The United States of America appears to be going through one of its darker phases, which we haven’t had for a while. It’s not fascism. It’s a long and dishonourable record of House committees that shame, jail, and socially eradicate people:
Overman Committee – 1919
This Committee started off investigating pro-German sentiments in the U.S. liquor industry. It then evolved into a full anti-Bolshevik hunt and become the first Red Scare.
Fish Committee – 1930
This committee examined people and organisations suspected of being involved in communist activities in the United States.
McCormack-Dickstein Committee 1938-1944
Investigated Nazi propaganda, as well as communist propaganda, and anyone associated with either.
Dies Committee 1938 – 1944
Investigated communist affiliations especially in the arts community. Also proposed interning Japanese Americans into camps – which the government then did.
House Un-American Activities Committee (HUAC) 1945 – 1975
Anti-communist investigations into arts and movie industries, and broad-ranging investigations into government institutions.
HUAC led to the Communist Control Act of 1954. This law, still in force, outlaws the communist party of the United States, and outlaws membership, and outlaws all supporting activities.
According to the Harvard Crimson, “In the fifties, the most effective sanction was terror.
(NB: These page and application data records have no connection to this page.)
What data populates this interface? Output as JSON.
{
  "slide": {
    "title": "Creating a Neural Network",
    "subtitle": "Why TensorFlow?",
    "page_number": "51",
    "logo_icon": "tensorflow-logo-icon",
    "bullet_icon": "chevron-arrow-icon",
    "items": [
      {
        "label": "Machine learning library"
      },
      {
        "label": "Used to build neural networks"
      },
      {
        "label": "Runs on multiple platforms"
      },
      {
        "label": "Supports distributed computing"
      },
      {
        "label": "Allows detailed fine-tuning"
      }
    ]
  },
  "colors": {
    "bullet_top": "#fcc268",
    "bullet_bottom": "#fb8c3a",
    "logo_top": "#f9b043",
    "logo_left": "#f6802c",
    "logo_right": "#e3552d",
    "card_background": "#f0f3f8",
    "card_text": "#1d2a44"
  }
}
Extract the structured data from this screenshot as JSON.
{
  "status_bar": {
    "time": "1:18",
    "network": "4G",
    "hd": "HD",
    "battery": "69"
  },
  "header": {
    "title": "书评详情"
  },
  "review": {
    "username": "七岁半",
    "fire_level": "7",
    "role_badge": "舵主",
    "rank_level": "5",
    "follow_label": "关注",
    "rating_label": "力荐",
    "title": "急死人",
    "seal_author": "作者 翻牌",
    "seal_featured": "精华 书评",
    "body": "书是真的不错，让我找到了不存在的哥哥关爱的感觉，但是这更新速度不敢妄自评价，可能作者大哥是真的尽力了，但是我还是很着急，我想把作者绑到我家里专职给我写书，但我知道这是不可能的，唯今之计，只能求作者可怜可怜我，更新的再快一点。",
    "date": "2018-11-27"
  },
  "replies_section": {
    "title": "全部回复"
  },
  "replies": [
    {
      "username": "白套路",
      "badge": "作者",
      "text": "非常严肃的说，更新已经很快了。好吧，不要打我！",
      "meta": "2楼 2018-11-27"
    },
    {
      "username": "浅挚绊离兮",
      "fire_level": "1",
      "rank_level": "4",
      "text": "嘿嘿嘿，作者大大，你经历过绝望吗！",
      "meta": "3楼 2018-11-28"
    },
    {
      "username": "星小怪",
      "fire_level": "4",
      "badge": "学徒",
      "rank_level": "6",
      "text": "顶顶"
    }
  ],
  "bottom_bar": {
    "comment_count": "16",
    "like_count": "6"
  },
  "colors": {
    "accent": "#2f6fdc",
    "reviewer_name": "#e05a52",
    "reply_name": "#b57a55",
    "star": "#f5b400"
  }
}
Almost any publicity from HUAC meant ‘the blacklist’. Without a chance to clear his name, a witness would suddenly find himself without friends and without a job.”
In June 2016, former Speaker of the House Newt Gingrich advocated the creation of a new House Un-American Activities, in order to combat Islamic terrorism.
For those who haven’t seen the movie, Good Night, And Good Luck shows the kind of pressure some news organisations successfully brought to bear against this committee:
The precedents are not good, but public pressure and media pressure can be successful in curbing this kind of political investigation.